It all happens through a tiny incision on the eye’s surface
According to ABC News, researchers in Melbourne have successfully cured blindness in animals by transplanting cornea cells grown in the lab. Now gearing up for human trials, the technique developed by scientists at the Centre for Eye Research and Melbourne University could potentially replace the current method of transplanting donated corneas.
Corneas, for those who need to brush up on human anatomy, are the clear, jelly-like layers that coat the front of our eyes and keep them moist. These cells are crucial to maintaining eyesight, though we commonly lose them as we age, get sick, or endure a major trauma. Over time, the natural deterioration of our corneas can lead to permanent blindness. By replacing these damaged cells with new ones grown in the lab, scientists might be able to prevent and even reverse blindness.
Scientist Berkay Ozcelik said in an interview with ABC News, “We believe that our new treatment is better than a donated cornea and we eventually hope to use the patient's own cells, reducing the risk of rejection.” Currently, the major problem facing donated cornea transplants is immune system rejection with as many as 58 percent of transplants among glaucoma patients ending in failure.
Cornea cells 'successfully' grown and implanted to cure blindness https://t.co/0AMKvZrSSx https://t.co/snKUyBehVp— ABC News (@ABC News) 1471246869

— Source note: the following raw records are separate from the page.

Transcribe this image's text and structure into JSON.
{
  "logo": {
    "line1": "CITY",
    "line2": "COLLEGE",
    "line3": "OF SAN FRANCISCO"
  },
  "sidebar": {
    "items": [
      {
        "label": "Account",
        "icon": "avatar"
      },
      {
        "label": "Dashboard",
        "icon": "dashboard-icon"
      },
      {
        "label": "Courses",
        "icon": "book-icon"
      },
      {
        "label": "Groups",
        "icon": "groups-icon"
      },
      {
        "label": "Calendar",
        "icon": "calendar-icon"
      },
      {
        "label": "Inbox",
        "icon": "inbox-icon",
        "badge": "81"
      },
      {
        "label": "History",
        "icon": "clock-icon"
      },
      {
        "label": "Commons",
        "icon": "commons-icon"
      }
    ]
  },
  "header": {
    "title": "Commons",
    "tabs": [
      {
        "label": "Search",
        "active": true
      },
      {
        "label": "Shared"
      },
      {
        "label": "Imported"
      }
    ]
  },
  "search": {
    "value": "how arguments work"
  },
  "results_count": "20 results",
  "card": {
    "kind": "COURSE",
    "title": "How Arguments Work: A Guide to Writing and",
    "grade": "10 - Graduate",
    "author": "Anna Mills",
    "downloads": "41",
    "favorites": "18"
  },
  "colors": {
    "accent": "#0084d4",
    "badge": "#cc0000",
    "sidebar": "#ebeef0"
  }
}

Though this new method is less of a transplant and more of a tool our eyes can use to naturally rebuild. Ozcelik explained to ABC that the cells are transferred on a synthetic film that mimics plastic wrap. Through a tiny incision on the eye’s surface, scientists implant the film, allowing fluids to flow between the cornea and the eye’s interior. Within two months, the film disintegrates entirely.
"These materials show minimal inflammation, cause no adverse issues at all and can cause regeneration of tissue, hence allowing us to use this for various applications," said Ozcelik. Part practical and part sci-fi, this new technique has wide implications, the most interesting being its ability to possibly grow human skin.
Ozcelik said it best himself, “This way of using patients own cells, amplifying them outside the body and replacing them is a very exciting new area.”